Roketsan Vice General Director of Advanced Technologies and Systems Kemal Atılgan TOKER: “We do not count in detail the components on batteries, but the batteries used in the missile systems you mentioned are all thermal batteries. We are producing these in Turkey together with TÜBİTAK. They have developed this technology recently, 3-4 years ago, and the products they have developed also have components supplied from abroad. After all, we make efforts to supply products to the TAF. The battery you have mentioned has sub-components purchased from abroad; that is why it is thought to be of foreign origin. The first priority of Roketsan is to supply products to the TAF whenever required. The second priority is to make them indigenized. In fact, the second stems from the first priority, that is, because of an obligation.  Foreign countries do not sell to you, so it is obligatory for us to meet the needs of the TAF, not only merely for developing technology and indigenization.  The batteries that are difficult to supply from abroad are the large ones, those used in longer-range missiles. There is not much difficulty in thermal batteries in mini ammunition.”

Regarding thermal batteries, you mentioned the problem of overheating after 25 minutes. Did you manage to overcome this difficulty?

Kemal Atılgan TOKER: “Roketsan missiles use thermal batteries. These batteries were initially obtained from abroad for Roketsan missiles. As the thermal battery manufacturing infrastructure was developed in Turkey (TUBITAK) in due course, such needs have been met domestically. The most problematic issue for thermal batteries is the prolonged duty period. For example, if a cruise missile operates with a ramjet or scream jet rather than a turbojet engine, and if you cannot produce the power required for electronic devices (task computers, actuators, IIR seeker heads, altimeters, etc.) for at least 30 minutes, the thermal batteries remain insufficient on long-term flights. This also means that the avionic equipment on the cruise missile cannot be cooled during prolonged flight. Since the missile cannot be cooled, thermal batteries again cause trouble. One of the topics that Roketsan has been doing a lot of research on is battery types that can operate for a long time (i.e., longer than 30 minutes) and do not need much cooling.”

Mr. AKÇİL, you mentioned ANKA UAVs in your speech. Is the battery used in ANKA supplied internally or externally? There are also ANKA-S, SATCOM, and SARPER. In your speech, you drew attention to the fact that when the radar is installed on the aircraft, there will be more power in the take-off. Therefore, an appropriate electrical/battery infrastructure should be established. Is the existing battery in the ANKA UAV enough for this additional power take-off? Is this need satisfied by increasing the number of batteries, or will there be a power take-off from the diesel engine in the ANKA UAV, as receieved from the turbojet engine in missiles?

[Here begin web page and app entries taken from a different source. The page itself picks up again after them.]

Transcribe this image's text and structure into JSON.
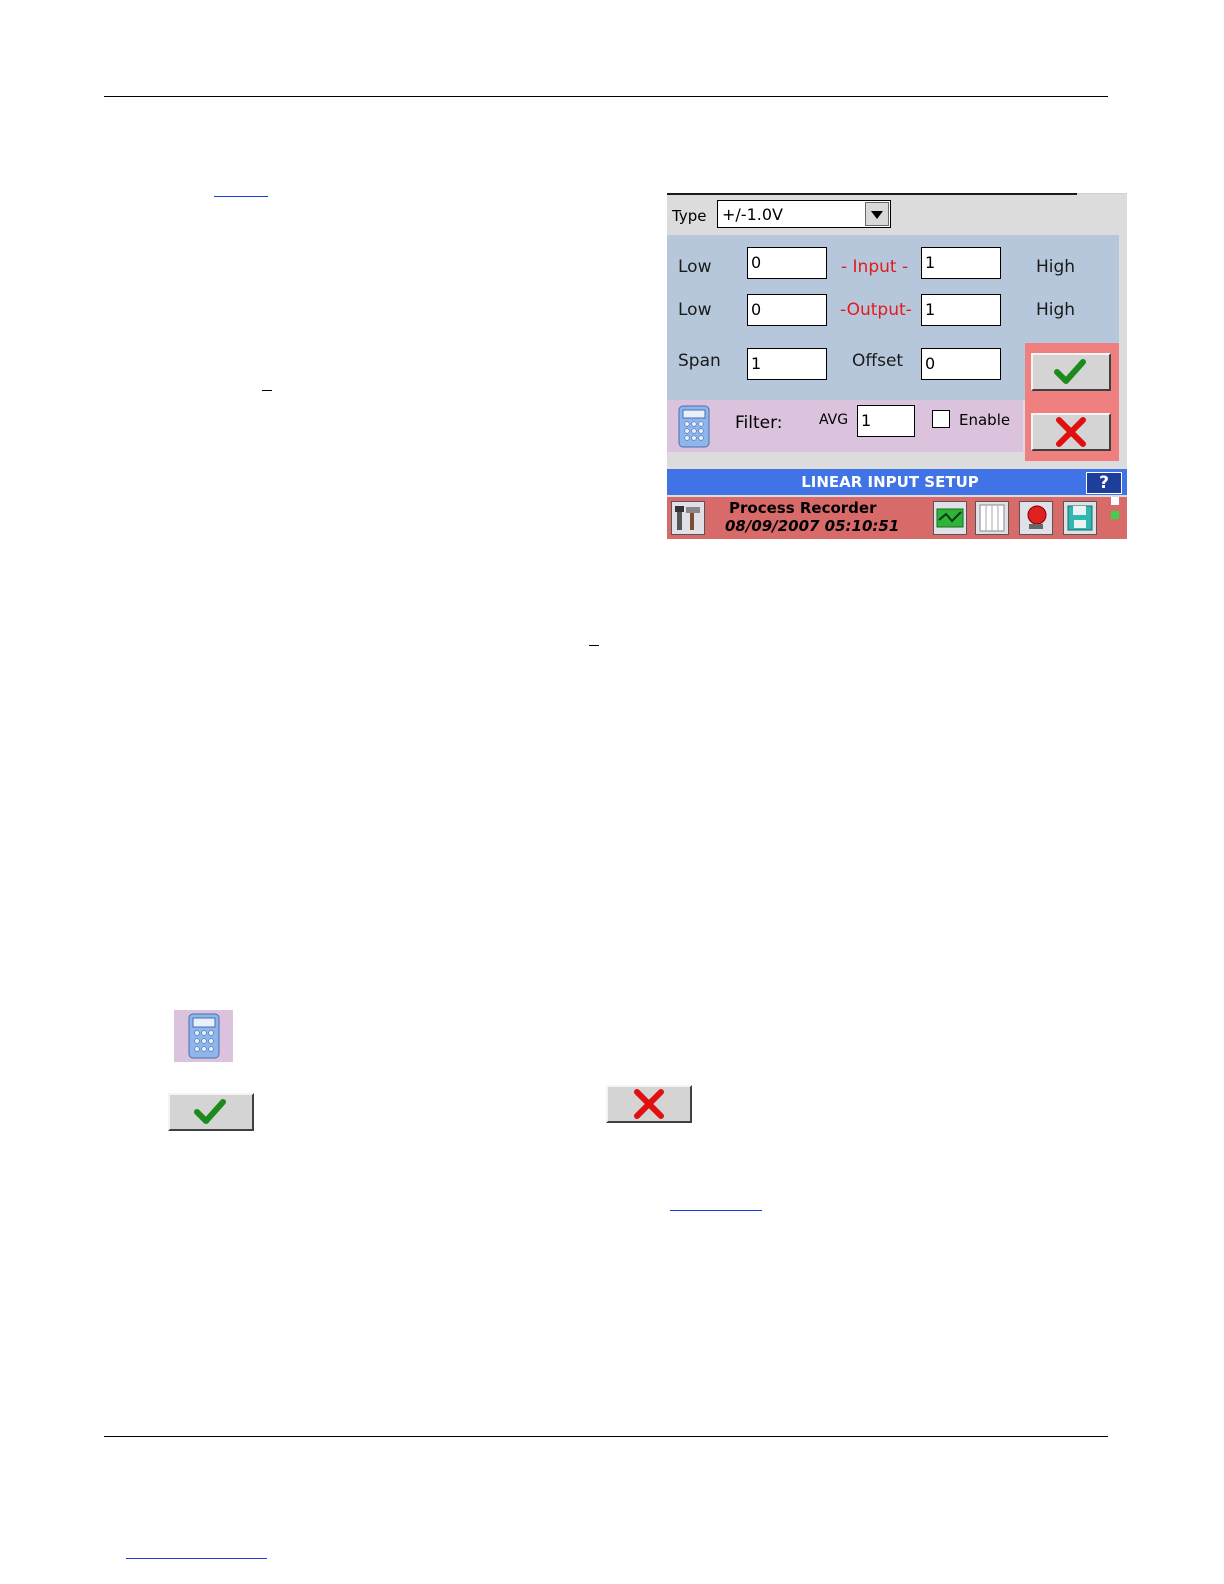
{
  "panel": {
    "type_label": "Type",
    "type_value": "+/-1.0V",
    "rows": {
      "input": {
        "low_label": "Low",
        "center_label": "- Input -",
        "high_label": "High",
        "low_value": "0",
        "high_value": "1"
      },
      "output": {
        "low_label": "Low",
        "center_label": "-Output-",
        "high_label": "High",
        "low_value": "0",
        "high_value": "1"
      },
      "span": {
        "span_label": "Span",
        "span_value": "1",
        "offset_label": "Offset",
        "offset_value": "0"
      }
    },
    "filter": {
      "filter_label": "Filter:",
      "avg_label": "AVG",
      "avg_value": "1",
      "enable_label": "Enable",
      "enabled": false
    },
    "title_bar": {
      "title": "LINEAR INPUT SETUP",
      "help_label": "?"
    },
    "status_bar": {
      "name": "Process Recorder",
      "datetime": "08/09/2007 05:10:51"
    }
  },
  "icons": {
    "calculator": "calculator-icon",
    "ok": "checkmark-icon",
    "cancel": "x-icon",
    "tools": "tools-icon",
    "graph": "graph-icon",
    "table": "table-icon",
    "alarm": "alarm-icon",
    "save": "save-icon"
  },
  "colors": {
    "blue_area": "#b6c7dc",
    "pink_area": "#dcc3dd",
    "red_area": "#f08080",
    "title_bar": "#3f73e6",
    "status_bar": "#d86a6a",
    "red_label": "#e21b1b"
  }
}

Turkish Aerospace UAV Avionics Manager Lütfü AKÇİL: “The flight time of ANKA reaches 18-24 hours, we have alternators on the diesel engine there and two alternators with a capacity of 4.5 kW each. In the UAV or target aircraft having shorter flight times, there are two 3 kW alternators. In many of the sub-equipment used at the time of the launch of the project, there were products that had proven themselves; therefore, certain products have been selected during the contract period of ANKA. We currently replaced our foreign-origin 17-amp 28-volt batteries, which we previously supplied to our aircraft, with our 22-amp batteries, developed together with Aspilsan, and we will continue with these batteries in the renewal processes and Integrated Logistics Support (ELD) processes of batteries that expire in all the ANKA UAV platforms. Foreign batteries will be replaced with domestic batteries once their economic life expires.

In the ANKA UAV System, there is a need for a battery and uninterrupted power not only in the aircraft but also in the ground segment. Since the ANKA UAV can perform tasks for 18-24 hours, there are generators and uninterruptible power supplies on the ground so that the Task Operator and the Pilot who work on the ground can perform their duties without interruption.